EXERCISE DIRECTIONS: Below are records; count how many of their lines contain the string "painel", and give only that number.

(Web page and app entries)

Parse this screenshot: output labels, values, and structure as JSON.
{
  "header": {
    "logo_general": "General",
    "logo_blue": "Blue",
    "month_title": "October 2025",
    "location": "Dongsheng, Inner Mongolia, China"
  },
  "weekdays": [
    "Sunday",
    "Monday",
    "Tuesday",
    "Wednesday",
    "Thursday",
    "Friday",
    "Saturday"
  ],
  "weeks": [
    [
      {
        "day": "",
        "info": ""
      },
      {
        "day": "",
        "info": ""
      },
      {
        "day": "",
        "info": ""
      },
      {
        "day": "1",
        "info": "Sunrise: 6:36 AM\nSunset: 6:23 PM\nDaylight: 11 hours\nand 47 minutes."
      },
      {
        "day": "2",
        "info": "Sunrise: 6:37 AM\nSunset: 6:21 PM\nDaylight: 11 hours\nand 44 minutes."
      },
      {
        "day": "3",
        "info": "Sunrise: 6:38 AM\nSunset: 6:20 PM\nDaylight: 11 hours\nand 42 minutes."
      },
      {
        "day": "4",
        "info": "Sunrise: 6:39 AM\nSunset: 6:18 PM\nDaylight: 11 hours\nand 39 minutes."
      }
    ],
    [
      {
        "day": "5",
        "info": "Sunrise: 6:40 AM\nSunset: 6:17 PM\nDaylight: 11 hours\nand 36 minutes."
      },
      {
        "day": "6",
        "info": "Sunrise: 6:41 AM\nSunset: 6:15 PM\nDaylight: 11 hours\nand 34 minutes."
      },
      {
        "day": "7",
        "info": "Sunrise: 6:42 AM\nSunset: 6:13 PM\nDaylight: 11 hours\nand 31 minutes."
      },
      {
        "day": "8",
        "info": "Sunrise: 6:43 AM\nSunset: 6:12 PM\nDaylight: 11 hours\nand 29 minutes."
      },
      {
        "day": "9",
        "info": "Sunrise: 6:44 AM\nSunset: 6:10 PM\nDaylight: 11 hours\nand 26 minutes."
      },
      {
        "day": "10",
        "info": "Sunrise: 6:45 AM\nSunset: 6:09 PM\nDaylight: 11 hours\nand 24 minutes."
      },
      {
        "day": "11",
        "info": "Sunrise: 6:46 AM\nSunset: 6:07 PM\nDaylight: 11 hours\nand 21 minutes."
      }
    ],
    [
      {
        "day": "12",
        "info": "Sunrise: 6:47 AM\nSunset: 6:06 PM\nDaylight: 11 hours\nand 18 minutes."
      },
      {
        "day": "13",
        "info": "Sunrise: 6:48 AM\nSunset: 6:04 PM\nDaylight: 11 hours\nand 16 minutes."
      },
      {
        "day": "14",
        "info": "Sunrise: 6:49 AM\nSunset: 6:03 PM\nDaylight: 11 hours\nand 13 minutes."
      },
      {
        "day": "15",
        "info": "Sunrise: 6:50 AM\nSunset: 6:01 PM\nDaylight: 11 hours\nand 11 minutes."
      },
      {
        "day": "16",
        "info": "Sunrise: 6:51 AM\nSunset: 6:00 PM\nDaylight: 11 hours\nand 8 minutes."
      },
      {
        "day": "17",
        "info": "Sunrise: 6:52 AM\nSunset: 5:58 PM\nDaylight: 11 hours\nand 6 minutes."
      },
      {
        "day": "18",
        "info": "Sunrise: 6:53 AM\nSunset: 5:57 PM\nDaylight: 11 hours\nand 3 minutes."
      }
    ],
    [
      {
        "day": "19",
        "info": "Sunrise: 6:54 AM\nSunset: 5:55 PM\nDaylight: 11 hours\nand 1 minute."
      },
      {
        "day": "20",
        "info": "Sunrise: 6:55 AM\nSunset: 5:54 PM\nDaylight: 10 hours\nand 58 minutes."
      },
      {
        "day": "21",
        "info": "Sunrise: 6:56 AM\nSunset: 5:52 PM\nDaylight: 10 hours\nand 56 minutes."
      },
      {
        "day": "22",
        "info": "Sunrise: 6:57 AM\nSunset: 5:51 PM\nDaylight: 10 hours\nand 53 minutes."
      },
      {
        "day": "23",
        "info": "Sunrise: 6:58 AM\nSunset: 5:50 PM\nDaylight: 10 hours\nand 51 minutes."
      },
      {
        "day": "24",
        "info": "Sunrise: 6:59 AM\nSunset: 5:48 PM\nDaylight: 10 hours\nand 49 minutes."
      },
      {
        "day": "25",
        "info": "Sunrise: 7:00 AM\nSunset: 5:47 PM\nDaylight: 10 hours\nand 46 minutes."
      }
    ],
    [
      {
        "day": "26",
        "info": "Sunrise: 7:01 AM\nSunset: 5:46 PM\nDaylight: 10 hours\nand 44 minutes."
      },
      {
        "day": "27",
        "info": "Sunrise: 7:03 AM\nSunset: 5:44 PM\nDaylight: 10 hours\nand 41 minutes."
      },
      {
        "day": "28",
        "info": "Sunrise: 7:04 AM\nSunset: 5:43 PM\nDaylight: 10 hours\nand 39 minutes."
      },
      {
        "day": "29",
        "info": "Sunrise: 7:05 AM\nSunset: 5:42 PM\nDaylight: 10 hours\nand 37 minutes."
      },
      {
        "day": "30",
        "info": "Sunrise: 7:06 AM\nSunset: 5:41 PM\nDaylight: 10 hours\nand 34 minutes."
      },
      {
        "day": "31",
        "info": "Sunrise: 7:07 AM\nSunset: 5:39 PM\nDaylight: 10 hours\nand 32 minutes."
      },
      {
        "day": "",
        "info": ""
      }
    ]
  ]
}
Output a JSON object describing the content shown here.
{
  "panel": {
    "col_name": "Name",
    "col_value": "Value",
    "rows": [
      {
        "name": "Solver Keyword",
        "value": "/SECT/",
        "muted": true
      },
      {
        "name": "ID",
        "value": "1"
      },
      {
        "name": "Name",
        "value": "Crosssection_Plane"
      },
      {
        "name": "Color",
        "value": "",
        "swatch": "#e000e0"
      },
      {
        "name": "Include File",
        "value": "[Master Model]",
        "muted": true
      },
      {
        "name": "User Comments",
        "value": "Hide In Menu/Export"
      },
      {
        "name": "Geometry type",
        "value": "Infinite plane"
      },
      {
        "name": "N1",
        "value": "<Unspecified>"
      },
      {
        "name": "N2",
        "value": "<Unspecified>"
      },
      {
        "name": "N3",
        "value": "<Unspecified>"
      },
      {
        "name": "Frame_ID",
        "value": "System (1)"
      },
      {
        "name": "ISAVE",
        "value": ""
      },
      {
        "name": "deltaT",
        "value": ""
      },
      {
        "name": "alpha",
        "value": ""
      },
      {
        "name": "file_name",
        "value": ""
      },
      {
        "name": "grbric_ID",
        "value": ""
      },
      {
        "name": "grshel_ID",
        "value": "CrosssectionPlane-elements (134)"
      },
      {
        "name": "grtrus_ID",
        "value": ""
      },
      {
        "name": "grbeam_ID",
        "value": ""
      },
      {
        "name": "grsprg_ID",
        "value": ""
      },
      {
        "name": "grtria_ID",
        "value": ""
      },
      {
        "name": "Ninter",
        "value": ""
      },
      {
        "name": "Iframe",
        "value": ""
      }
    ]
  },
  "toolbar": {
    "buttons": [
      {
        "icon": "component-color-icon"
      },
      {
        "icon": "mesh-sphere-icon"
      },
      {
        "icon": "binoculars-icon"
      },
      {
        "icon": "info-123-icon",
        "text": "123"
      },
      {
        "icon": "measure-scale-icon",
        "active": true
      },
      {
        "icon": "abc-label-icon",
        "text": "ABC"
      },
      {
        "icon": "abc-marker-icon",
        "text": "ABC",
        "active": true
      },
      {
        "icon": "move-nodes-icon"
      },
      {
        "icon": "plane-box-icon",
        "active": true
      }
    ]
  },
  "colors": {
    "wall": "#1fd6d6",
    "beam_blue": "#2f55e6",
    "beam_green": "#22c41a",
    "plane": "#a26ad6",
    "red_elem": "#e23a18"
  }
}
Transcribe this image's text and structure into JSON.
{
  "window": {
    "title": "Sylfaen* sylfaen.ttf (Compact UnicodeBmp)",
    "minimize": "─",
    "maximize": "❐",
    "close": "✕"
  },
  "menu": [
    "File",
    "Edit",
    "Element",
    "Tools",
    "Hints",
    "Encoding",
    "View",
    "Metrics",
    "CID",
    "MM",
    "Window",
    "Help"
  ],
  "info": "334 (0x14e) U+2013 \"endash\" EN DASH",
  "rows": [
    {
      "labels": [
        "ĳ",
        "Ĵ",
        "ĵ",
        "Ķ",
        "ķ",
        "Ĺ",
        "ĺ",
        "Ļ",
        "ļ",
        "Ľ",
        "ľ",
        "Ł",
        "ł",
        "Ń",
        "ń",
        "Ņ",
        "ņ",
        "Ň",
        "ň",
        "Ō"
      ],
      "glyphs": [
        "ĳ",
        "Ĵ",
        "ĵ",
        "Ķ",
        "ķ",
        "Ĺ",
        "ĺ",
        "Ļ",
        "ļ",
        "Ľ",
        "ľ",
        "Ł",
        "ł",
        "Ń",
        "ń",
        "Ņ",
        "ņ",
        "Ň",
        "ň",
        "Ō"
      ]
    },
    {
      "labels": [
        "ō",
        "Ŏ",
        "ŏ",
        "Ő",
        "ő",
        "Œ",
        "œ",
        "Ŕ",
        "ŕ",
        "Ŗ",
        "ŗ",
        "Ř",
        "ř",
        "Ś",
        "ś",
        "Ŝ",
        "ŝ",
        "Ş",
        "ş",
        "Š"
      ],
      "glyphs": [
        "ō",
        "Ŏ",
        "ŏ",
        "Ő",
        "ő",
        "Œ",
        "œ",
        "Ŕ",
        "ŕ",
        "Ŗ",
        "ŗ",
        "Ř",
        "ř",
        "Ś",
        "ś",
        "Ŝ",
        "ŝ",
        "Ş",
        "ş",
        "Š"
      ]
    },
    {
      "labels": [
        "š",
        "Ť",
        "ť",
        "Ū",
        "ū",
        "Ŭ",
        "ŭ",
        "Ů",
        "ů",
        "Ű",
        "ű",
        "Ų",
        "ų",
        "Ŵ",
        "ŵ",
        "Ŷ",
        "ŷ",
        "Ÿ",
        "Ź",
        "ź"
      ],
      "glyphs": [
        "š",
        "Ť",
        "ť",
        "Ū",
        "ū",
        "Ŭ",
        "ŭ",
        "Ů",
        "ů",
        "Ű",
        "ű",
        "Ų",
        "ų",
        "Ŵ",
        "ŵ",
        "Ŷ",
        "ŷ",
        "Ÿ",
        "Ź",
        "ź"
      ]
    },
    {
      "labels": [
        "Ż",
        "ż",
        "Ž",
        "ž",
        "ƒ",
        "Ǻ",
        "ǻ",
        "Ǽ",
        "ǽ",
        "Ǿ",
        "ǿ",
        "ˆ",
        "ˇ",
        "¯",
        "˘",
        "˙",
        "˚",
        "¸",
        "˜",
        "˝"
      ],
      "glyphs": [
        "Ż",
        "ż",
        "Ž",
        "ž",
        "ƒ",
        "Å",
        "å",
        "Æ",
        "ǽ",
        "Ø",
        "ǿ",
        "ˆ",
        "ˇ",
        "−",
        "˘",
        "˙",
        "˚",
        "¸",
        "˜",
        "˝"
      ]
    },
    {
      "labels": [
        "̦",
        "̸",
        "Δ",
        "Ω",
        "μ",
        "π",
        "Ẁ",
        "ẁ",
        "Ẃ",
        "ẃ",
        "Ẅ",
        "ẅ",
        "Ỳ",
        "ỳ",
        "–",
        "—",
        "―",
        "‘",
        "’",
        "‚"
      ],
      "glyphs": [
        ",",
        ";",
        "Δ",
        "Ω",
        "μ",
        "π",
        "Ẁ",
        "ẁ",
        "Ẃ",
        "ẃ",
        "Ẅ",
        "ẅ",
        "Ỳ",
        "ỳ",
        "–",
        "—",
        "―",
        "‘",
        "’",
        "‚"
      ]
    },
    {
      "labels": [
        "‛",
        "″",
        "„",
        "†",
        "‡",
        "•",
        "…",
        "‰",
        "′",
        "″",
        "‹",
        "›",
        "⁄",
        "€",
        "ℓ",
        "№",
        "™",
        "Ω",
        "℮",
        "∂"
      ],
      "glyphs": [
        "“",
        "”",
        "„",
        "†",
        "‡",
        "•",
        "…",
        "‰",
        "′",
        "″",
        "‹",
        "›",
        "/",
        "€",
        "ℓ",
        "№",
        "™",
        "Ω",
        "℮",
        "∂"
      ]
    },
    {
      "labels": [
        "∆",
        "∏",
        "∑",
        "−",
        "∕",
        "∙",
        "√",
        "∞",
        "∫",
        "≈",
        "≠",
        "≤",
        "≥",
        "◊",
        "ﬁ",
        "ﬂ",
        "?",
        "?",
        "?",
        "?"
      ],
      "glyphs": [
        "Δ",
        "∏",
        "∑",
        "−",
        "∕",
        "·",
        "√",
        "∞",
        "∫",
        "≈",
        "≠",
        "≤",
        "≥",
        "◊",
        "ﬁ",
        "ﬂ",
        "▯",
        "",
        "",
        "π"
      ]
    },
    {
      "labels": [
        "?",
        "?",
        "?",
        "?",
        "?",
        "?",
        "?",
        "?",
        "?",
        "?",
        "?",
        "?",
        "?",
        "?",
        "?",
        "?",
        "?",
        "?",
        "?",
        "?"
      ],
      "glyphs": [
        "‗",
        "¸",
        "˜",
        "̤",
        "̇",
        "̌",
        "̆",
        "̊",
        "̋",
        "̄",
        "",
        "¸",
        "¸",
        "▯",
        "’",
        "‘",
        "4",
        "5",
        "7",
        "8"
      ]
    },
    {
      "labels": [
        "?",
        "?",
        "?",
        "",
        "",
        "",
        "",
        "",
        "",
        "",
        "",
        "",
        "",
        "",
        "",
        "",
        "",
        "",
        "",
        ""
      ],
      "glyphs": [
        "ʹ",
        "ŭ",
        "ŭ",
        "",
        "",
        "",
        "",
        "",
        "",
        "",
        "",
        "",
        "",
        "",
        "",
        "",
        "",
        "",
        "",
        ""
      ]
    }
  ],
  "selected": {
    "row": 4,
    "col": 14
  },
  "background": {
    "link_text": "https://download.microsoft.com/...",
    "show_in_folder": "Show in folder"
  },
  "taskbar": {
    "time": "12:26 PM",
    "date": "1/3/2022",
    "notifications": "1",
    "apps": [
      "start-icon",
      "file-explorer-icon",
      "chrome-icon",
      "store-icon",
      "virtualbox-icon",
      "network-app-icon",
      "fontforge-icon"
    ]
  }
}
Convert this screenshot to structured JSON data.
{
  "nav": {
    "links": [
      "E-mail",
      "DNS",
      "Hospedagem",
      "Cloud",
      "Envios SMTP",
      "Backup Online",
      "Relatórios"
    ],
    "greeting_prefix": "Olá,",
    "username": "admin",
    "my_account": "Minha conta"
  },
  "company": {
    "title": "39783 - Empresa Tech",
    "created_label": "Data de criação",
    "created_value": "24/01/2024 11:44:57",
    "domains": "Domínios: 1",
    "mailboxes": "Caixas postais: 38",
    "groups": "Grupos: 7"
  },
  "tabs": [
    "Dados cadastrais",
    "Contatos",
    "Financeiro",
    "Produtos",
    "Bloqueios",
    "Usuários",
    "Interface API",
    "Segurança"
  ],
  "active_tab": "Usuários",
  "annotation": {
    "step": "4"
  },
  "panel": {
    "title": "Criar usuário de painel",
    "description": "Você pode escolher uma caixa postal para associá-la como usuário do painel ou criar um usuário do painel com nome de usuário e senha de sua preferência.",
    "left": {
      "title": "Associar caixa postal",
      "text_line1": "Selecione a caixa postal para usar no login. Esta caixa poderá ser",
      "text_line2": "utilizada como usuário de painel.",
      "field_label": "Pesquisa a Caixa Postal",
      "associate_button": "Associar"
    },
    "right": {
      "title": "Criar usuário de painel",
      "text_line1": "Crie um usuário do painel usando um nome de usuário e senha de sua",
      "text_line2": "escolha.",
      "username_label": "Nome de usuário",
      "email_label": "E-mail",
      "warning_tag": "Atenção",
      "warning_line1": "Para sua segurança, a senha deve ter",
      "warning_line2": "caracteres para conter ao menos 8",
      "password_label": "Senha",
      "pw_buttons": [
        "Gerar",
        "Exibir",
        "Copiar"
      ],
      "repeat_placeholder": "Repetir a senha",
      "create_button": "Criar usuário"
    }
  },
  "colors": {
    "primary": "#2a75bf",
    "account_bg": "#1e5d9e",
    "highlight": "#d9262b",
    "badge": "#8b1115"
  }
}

RESULT BELOW: 5